Every January, our nation comes together to celebrate Martin Luther King Jr. Day. This important federal holiday marks the birth date of the most iconic leader of the civil rights movement. King dedicated his life to nonviolent activism against discrimination and to this day, the American people continue to benefit from his life and legacy.
There are many ways King’s legacy lives on. In particular, the Fair Housing Act of 1968 remains one of the most important pieces of legislation attributed to King’s legacy. Aimed at addressing the serious issue of residential segregation, the Fair Housing Act addresses discrimination in housing on the basis of race, color, national origin, religion, sex, familial status or handicap. This includes systemic discrimination in mortgage lending.

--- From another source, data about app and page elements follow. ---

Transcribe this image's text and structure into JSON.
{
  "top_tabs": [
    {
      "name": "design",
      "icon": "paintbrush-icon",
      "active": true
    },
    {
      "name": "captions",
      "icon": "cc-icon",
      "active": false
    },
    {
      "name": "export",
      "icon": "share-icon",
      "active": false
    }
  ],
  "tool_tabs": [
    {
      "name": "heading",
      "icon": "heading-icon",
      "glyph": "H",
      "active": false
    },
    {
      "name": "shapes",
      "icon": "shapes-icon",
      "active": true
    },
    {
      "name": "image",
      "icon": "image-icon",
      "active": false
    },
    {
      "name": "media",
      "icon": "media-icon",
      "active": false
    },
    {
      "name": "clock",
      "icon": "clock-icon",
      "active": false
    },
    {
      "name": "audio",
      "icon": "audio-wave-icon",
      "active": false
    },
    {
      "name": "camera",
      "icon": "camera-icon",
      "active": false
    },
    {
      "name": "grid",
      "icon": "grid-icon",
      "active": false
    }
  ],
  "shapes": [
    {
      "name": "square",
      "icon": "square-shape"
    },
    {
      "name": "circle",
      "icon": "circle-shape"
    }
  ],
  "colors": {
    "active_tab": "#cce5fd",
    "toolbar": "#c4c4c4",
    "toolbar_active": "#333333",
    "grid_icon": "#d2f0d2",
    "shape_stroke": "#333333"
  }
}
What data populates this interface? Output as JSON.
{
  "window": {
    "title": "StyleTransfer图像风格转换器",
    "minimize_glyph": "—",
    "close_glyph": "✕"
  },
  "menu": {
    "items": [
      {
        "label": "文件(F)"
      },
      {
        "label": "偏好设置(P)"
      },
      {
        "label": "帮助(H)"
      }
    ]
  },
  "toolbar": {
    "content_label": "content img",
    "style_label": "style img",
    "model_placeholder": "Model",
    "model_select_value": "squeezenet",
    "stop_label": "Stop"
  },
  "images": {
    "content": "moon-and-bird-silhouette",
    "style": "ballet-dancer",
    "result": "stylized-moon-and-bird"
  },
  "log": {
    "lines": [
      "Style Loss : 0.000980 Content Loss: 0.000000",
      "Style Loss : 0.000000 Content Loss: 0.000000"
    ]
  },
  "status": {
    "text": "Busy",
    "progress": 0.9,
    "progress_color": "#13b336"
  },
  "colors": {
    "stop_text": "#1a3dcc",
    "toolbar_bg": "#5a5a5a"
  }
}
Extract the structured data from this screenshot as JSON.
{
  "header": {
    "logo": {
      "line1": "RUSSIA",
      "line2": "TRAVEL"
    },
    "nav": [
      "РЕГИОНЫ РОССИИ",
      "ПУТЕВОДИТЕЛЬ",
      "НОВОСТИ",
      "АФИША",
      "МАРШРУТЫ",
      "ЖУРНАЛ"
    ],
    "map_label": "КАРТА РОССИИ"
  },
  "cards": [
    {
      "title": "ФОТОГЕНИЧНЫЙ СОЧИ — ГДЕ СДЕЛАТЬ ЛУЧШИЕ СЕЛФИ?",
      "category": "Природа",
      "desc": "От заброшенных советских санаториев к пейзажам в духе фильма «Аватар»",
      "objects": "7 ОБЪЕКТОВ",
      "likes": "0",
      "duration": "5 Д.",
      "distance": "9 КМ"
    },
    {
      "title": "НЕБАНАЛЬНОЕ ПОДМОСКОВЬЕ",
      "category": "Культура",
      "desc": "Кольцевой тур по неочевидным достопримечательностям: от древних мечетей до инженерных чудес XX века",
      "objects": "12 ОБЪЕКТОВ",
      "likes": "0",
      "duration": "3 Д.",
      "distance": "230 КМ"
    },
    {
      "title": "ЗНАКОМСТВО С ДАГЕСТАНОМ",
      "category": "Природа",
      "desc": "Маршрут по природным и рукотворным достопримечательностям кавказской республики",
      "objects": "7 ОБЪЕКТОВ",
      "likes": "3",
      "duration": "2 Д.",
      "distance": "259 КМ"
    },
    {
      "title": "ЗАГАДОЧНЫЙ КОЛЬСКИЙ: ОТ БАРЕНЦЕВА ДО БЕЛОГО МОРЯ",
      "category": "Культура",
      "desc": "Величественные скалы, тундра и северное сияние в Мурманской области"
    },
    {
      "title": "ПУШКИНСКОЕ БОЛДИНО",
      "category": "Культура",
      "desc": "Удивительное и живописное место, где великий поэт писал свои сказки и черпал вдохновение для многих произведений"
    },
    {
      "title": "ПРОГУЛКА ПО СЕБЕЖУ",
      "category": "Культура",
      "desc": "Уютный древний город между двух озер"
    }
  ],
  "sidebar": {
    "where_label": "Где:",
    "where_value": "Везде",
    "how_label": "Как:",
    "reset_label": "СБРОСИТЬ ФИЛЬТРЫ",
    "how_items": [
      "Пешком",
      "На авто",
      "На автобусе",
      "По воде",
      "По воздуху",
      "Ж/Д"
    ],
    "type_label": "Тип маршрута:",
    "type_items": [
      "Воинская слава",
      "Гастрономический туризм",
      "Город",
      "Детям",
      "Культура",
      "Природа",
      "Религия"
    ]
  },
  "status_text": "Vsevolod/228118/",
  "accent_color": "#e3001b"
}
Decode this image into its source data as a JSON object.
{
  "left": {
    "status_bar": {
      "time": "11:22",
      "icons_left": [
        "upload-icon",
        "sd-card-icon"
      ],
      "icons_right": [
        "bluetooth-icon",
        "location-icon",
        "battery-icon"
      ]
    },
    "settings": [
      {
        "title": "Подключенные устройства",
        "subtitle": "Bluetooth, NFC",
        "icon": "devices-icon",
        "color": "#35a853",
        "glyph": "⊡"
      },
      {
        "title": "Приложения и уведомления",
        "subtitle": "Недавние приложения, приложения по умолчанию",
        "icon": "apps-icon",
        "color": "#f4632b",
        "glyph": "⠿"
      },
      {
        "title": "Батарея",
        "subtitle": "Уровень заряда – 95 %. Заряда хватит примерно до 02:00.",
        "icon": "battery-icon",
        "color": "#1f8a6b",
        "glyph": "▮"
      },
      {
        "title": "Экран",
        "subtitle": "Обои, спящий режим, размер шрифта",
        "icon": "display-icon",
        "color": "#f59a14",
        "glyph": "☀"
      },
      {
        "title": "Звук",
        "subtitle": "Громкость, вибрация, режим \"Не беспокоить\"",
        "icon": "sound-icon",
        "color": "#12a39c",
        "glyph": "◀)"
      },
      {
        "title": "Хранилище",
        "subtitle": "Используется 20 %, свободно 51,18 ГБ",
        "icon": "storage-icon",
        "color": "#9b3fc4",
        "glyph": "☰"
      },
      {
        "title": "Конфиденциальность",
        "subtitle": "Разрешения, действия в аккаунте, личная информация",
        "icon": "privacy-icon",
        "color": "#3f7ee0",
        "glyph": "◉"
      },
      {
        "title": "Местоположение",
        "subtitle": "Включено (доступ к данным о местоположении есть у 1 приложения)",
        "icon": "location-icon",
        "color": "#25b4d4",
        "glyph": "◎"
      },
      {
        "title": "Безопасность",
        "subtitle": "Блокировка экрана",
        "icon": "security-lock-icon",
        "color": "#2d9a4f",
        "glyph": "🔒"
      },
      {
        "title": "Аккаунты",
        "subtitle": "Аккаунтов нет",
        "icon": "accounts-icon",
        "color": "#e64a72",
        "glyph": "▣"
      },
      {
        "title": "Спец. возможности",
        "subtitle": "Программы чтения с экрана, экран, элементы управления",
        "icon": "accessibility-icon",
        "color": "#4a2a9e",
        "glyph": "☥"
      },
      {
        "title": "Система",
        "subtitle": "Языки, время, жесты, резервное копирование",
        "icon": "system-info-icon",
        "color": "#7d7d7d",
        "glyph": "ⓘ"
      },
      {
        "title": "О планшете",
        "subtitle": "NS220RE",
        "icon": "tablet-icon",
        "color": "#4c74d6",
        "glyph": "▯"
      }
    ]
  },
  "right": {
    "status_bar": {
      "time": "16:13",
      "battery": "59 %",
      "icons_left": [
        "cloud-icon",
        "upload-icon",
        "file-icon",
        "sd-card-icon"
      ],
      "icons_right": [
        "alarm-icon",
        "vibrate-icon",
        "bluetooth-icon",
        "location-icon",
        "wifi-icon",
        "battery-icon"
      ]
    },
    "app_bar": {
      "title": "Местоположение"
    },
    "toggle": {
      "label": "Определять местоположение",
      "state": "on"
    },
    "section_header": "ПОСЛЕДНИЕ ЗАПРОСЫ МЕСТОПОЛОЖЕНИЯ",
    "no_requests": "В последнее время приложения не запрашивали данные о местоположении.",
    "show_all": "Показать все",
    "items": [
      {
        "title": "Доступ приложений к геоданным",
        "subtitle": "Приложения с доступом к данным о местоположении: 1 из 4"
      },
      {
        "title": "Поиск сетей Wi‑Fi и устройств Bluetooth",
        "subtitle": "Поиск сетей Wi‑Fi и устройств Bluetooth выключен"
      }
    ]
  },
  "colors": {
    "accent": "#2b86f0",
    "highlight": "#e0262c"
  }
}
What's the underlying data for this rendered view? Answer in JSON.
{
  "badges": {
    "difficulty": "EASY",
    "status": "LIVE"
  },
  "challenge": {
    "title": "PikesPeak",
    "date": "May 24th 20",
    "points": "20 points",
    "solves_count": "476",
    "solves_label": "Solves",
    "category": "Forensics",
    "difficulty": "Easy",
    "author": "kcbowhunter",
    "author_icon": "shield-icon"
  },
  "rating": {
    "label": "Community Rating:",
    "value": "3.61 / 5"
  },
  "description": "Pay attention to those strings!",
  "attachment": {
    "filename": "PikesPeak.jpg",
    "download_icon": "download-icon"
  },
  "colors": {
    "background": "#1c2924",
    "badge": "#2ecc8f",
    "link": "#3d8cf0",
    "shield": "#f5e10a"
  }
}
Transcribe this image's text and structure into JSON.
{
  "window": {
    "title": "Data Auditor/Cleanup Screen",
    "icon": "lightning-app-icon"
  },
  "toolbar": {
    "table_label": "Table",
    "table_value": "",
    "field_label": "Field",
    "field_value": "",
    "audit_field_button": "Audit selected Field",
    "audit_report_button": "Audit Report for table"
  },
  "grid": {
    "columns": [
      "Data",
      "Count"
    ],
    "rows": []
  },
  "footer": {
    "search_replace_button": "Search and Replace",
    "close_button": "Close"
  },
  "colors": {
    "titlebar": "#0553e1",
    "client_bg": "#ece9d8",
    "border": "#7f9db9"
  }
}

In the lead up to the housing crisis, mortgage lenders engaged in the harmful and reckless practice of reverse red-lining, in which they targeted minority communities and individuals for subprime mortgages. While it was not immediately apparent that any particular agent of these mortgage lenders was guilty of maliciously discriminating against minority borrowers, studies and lawsuits have found minority borrowers were disproportionately given subprime mortgages, even after controlling for creditworthiness.
This practice of reverse red-lining set minority households up to be disproportionately affected by the negative effects of the housing crisis. These harmful effects persist today. Minority households and communities are being left behind as the modest housing recovery picks up. I am not sure how many members of Congress lived in public housing, but I did. My family, including my three sisters and mother and father, lived in a shack, a two-room shack. When I was a child, we moved to public housing and we were glad to do it. My father worked three jobs to get us out of public housing and into our first home, where my father still resides. We achieved our American dream. When tainted by devious practices and disparate impact, the dream of home ownership can turn into a nightmare.
Thankfully, the Fair Housing Act was designed specifically to address this kind of discrimination wherein the actions of an entity have a disparate impact on a particular group, even if malicious intent is not immediately apparent. Without the disparate impact standard under the Fair Housing Act, the minority borrowers who were discriminatorily steered to subprime mortgages in the lead up to the housing crisis would have no remedy, no legal recourse to address this unfair treatment. We are by no means a post-racial society, we are merely a society where modern-day discrimination is rarely explicit. Without the disparate impact standard, the Fair Housing Act would be seriously crippled in its ability to address modern-day discrimination.
By training, I am a United Methodist preacher. By occupation, I am a member of Congress. But I can tell you — the case that the Supreme Court will hear Wednesday — Texas Department of Housing and Community Affairs, et al. v. The Inclusive Communities Project, Inc. — challenges this crucial element of the Fair Housing Act. That is why I recently joined with a bipartisan coalition of former and current members of Congress in signing onto an amicus brief to the Supreme Court for this case. The congressional amicus brief states that it was the intent of Congress for the Fair Housing Act to encompass the disparate impact standard. Foremost among the signatures were former Sens. Edward Brooke and Walter F. Mondale, two of the original co-sponsors of the Fair Housing Act.
It was in the immediate aftermath of the tragic assassination of King that Congress was compelled to enact the Fair Housing Act. King understood the importance of addressing de facto segregation and covert discrimination, and so did the members of Congress who passed the Fair Housing Act. It would be an affront to the legacy of King, as well as to those members of Congress who sought to honor the life of King by passing the Fair Housing Act, to set back decades of progress in fair housing with this case.
As we celebrate Martin Luther King Jr. Day, I am poignantly reminded of his legacy in fair housing and I sincerely hope that the Supreme Court will make the right decision in this case by affirming that the Fair Housing Act unequivocally prohibits actions that have the effect of disproportionately denying housing to marginalized communities.
Rep. Emanuel Cleaver II, D-Mo., serves on the House Committee on Financial Services.